Imagine that you have to sell yourself or your company in 30 seconds. You’ve just jumped into an elevator with the head of your company or a major potential investor, and you’ve got a rare opportunity to pitch to them while the elevator travels between floors.
What would you say to get their attention?
Today, the term is often used to describe your ability to promote yourself in a really succinct way at any opportunity. Here’s a few examples of when you may need to use your ‘elevator pitch.’
- Interviews – Ever been asked to sum up why you’d make a great candidate in 30 seconds? Being able to sell yourself well in an interview is key, so having an elevator pitch ready to go will make sure you come across confident and prepared.
- Meetings – When meeting prospective clients, it’s good to be prepared to give them a clear view of what you’re about, so having your pitch ready for meetings is important.
- Networking – At some networking events, you only have a short amount of time to speak to people so having an elevator pitch prepared is a brilliant way to make sure you get as many people interested as possible.
Being able to sum up your professional capabilities or even a business idea is an important skill, and often harder than it seems.
So, where do you start with perfecting your pitch?
An article on Forbes.com suggests that your pitch should answer three main questions – Who are you? What do you do? And what are you looking for? Work out what your objective is and hone your pitch down to the essentials to keep it clear, engaging and purposeful.
- Be ‘human’
It’s important to get the essential information across, but remember to show your personality too. Richard Branson says “The first step toward delivering a great pitch is to keep it human, far too many presentations and speeches can turn artificial and wooden quite quickly.”
- Identify your USP
Short for Unique Selling Point, your USP should highlight exactly what makes you special. Why should you be hired? What makes your business worth investing in? Your pitch should state exactly what makes you stand out from your competitors.
- Tailor it
Think about who you will be talking to, and tailor your pitch for the person or situation. You may want to have two or three versions ready with different tones, delivery style or relevant information. The author of ‘Elevator Pitch Essentials’ advises: “Whether you’re at an event, an impromptu meeting or in a boardroom, you have to be able to modify your pitch to fit the environment and the audience.”
- Test yourself

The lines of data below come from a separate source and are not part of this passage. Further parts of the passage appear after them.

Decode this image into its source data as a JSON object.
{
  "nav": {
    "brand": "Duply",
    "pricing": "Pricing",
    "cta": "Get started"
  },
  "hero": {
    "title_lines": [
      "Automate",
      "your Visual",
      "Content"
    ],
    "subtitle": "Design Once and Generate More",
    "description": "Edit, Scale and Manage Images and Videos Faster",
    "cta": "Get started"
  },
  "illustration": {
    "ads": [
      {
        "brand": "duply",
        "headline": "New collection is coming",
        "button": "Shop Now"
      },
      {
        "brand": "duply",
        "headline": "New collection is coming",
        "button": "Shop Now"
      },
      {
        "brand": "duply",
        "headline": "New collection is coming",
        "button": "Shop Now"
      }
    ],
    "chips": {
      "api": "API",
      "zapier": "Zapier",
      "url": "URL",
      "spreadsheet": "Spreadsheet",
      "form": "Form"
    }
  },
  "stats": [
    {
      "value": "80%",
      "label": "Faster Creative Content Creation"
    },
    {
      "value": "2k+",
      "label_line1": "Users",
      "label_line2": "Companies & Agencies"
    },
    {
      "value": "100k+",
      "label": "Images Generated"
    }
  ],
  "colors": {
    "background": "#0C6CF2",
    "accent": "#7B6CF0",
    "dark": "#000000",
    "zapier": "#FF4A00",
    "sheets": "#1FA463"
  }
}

If you’ve got one chance to impress someone, you want to hit the nail on the head. Practice your pitch until you’ve got every word memorised, and you can roll through it without stumbling. You want your pitch to come across as naturally as possible, so test yourself in front of the mirror, your friends, whatever it takes. It’s also good to have an idea of the types of questions you may be asked so that you’re prepared for those too.
Creating a good first impression is always important, and especially when your job or your business is at stake. Being prepared could ensure that your next elevator pitch is the most valuable 30 seconds you’ve ever spent.